PROBLEM TO SOLVE: Search the data below, and report every line in which "reproducción" occurs.

EXERCISE DATA:
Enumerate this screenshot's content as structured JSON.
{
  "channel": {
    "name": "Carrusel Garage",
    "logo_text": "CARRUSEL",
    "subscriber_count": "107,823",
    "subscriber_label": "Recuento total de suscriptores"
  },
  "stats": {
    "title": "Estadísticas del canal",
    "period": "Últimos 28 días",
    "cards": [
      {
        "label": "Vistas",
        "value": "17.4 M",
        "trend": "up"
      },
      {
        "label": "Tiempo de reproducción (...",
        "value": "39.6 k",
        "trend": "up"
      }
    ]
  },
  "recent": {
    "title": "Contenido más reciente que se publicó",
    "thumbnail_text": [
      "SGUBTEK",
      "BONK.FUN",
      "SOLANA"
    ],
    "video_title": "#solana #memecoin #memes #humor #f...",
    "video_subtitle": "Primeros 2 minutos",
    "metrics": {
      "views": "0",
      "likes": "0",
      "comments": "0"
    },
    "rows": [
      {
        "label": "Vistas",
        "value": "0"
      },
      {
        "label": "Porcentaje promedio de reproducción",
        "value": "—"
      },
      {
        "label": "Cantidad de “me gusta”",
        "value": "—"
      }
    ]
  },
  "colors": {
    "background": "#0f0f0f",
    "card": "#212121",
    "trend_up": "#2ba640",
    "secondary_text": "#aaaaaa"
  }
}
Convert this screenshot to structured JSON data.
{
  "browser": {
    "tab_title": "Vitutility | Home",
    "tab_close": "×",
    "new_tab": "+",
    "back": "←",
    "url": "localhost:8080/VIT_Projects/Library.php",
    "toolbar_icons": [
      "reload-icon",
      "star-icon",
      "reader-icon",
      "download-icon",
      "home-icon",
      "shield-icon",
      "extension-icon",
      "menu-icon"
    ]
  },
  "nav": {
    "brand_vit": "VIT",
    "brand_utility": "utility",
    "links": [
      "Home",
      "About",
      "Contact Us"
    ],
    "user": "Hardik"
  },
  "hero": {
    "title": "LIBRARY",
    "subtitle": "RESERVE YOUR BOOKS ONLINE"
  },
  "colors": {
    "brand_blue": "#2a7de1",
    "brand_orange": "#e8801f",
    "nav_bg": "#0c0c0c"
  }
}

PROBLEM SOLUTION:
        "label": "Tiempo de reproducción (...",
        "label": "Porcentaje promedio de reproducción",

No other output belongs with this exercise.